Problem statement:
Go through the records and filter out every line lacking the word "settings"; copy the lines that remain.

Provided information:
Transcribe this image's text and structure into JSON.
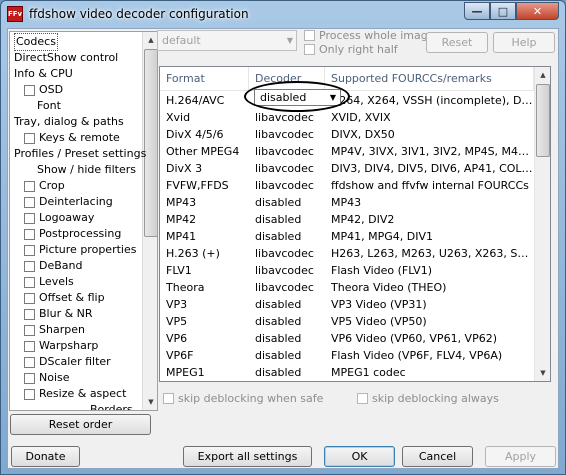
{
  "window": {
    "icon": "FFv",
    "title": "ffdshow video decoder configuration",
    "controls": {
      "minimize": "—",
      "maximize": "□",
      "close": "✕"
    }
  },
  "tree": {
    "items": [
      {
        "label": "Codecs",
        "checkbox": false,
        "indent": 0,
        "selected": true
      },
      {
        "label": "DirectShow control",
        "checkbox": false,
        "indent": 0
      },
      {
        "label": "Info & CPU",
        "checkbox": false,
        "indent": 0
      },
      {
        "label": "OSD",
        "checkbox": true,
        "indent": 1
      },
      {
        "label": "Font",
        "checkbox": false,
        "indent": 2
      },
      {
        "label": "Tray, dialog & paths",
        "checkbox": false,
        "indent": 0
      },
      {
        "label": "Keys & remote",
        "checkbox": true,
        "indent": 1
      },
      {
        "label": "Profiles / Preset settings",
        "checkbox": false,
        "indent": 0
      },
      {
        "label": "Show / hide filters",
        "checkbox": false,
        "indent": 2
      },
      {
        "label": "Crop",
        "checkbox": true,
        "indent": 1
      },
      {
        "label": "Deinterlacing",
        "checkbox": true,
        "indent": 1
      },
      {
        "label": "Logoaway",
        "checkbox": true,
        "indent": 1
      },
      {
        "label": "Postprocessing",
        "checkbox": true,
        "indent": 1
      },
      {
        "label": "Picture properties",
        "checkbox": true,
        "indent": 1
      },
      {
        "label": "DeBand",
        "checkbox": true,
        "indent": 1
      },
      {
        "label": "Levels",
        "checkbox": true,
        "indent": 1
      },
      {
        "label": "Offset & flip",
        "checkbox": true,
        "indent": 1
      },
      {
        "label": "Blur & NR",
        "checkbox": true,
        "indent": 1
      },
      {
        "label": "Sharpen",
        "checkbox": true,
        "indent": 1
      },
      {
        "label": "Warpsharp",
        "checkbox": true,
        "indent": 1
      },
      {
        "label": "DScaler filter",
        "checkbox": true,
        "indent": 1
      },
      {
        "label": "Noise",
        "checkbox": true,
        "indent": 1
      },
      {
        "label": "Resize & aspect",
        "checkbox": true,
        "indent": 1
      },
      {
        "label": "Borders",
        "checkbox": false,
        "indent": 3
      }
    ]
  },
  "top": {
    "preset_value": "default",
    "process_whole_image": "Process whole image",
    "only_right_half": "Only right half",
    "reset_label": "Reset",
    "help_label": "Help"
  },
  "list": {
    "columns": [
      "Format",
      "Decoder",
      "Supported FOURCCs/remarks"
    ],
    "rows": [
      [
        "H.264/AVC",
        "disabled",
        "H264, X264, VSSH (incomplete), DAV..."
      ],
      [
        "Xvid",
        "libavcodec",
        "XVID, XVIX"
      ],
      [
        "DivX 4/5/6",
        "libavcodec",
        "DIVX, DX50"
      ],
      [
        "Other MPEG4",
        "libavcodec",
        "MP4V, 3IVX, 3IV1, 3IV2, MP4S, M4S..."
      ],
      [
        "DivX 3",
        "libavcodec",
        "DIV3, DIV4, DIV5, DIV6, AP41, COL1..."
      ],
      [
        "FVFW,FFDS",
        "libavcodec",
        "ffdshow and ffvfw internal FOURCCs"
      ],
      [
        "MP43",
        "disabled",
        "MP43"
      ],
      [
        "MP42",
        "disabled",
        "MP42, DIV2"
      ],
      [
        "MP41",
        "disabled",
        "MP41, MPG4, DIV1"
      ],
      [
        "H.263 (+)",
        "libavcodec",
        "H263, L263, M263, U263, X263, S26..."
      ],
      [
        "FLV1",
        "libavcodec",
        "Flash Video (FLV1)"
      ],
      [
        "Theora",
        "libavcodec",
        "Theora Video (THEO)"
      ],
      [
        "VP3",
        "disabled",
        "VP3 Video (VP31)"
      ],
      [
        "VP5",
        "disabled",
        "VP5 Video (VP50)"
      ],
      [
        "VP6",
        "disabled",
        "VP6 Video (VP60, VP61, VP62)"
      ],
      [
        "VP6F",
        "disabled",
        "Flash Video (VP6F, FLV4, VP6A)"
      ],
      [
        "MPEG1",
        "disabled",
        "MPEG1 codec"
      ]
    ],
    "editing_decoder_value": "disabled"
  },
  "options": {
    "skip_deblocking_safe": "skip deblocking when safe",
    "skip_deblocking_always": "skip deblocking always"
  },
  "buttons": {
    "reset_order": "Reset order",
    "donate": "Donate",
    "export": "Export all settings",
    "ok": "OK",
    "cancel": "Cancel",
    "apply": "Apply"
  },
  "icons": {
    "dropdown": "▼",
    "scroll_up": "▲",
    "scroll_down": "▼"
  }
}
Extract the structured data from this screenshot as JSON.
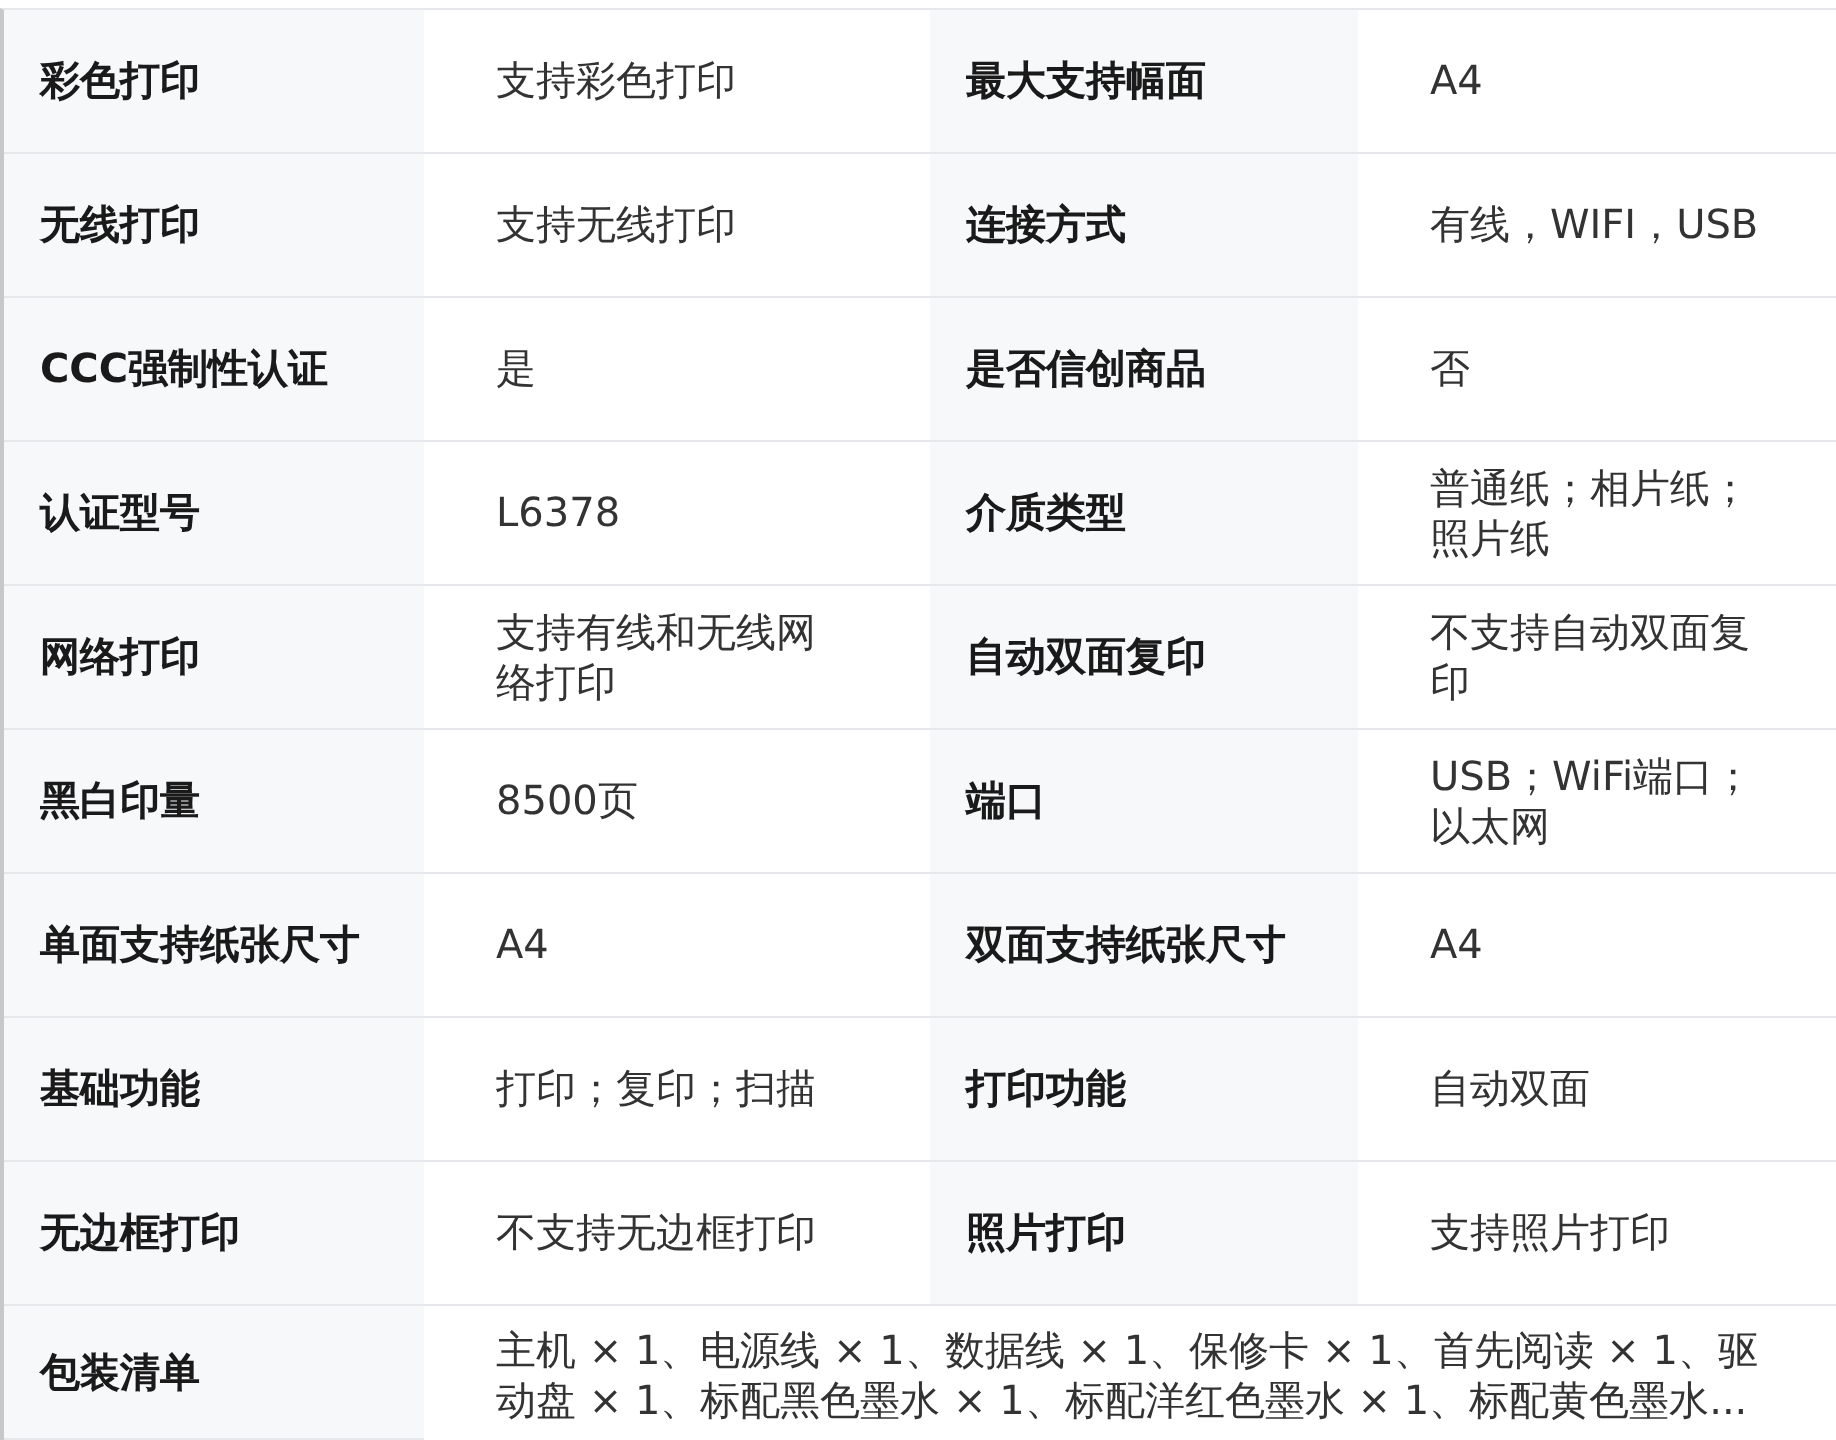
{
  "specs": [
    {
      "label": "彩色打印",
      "value": "支持彩色打印"
    },
    {
      "label": "最大支持幅面",
      "value": "A4"
    },
    {
      "label": "无线打印",
      "value": "支持无线打印"
    },
    {
      "label": "连接方式",
      "value": "有线，WIFI，USB"
    },
    {
      "label": "CCC强制性认证",
      "value": "是"
    },
    {
      "label": "是否信创商品",
      "value": "否"
    },
    {
      "label": "认证型号",
      "value": "L6378"
    },
    {
      "label": "介质类型",
      "value": "普通纸；相片纸；照片纸"
    },
    {
      "label": "网络打印",
      "value": "支持有线和无线网络打印"
    },
    {
      "label": "自动双面复印",
      "value": "不支持自动双面复印"
    },
    {
      "label": "黑白印量",
      "value": "8500页"
    },
    {
      "label": "端口",
      "value": "USB；WiFi端口；以太网"
    },
    {
      "label": "单面支持纸张尺寸",
      "value": "A4"
    },
    {
      "label": "双面支持纸张尺寸",
      "value": "A4"
    },
    {
      "label": "基础功能",
      "value": "打印；复印；扫描"
    },
    {
      "label": "打印功能",
      "value": "自动双面"
    },
    {
      "label": "无边框打印",
      "value": "不支持无边框打印"
    },
    {
      "label": "照片打印",
      "value": "支持照片打印"
    }
  ],
  "package": {
    "label": "包装清单",
    "value": "主机 × 1、电源线 × 1、数据线 × 1、保修卡 × 1、首先阅读 × 1、驱动盘 × 1、标配黑色墨水 × 1、标配洋红色墨水 × 1、标配黄色墨水..."
  }
}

Completed task:
        "label": "Profiles / Preset settings",
    "export": "Export all settings",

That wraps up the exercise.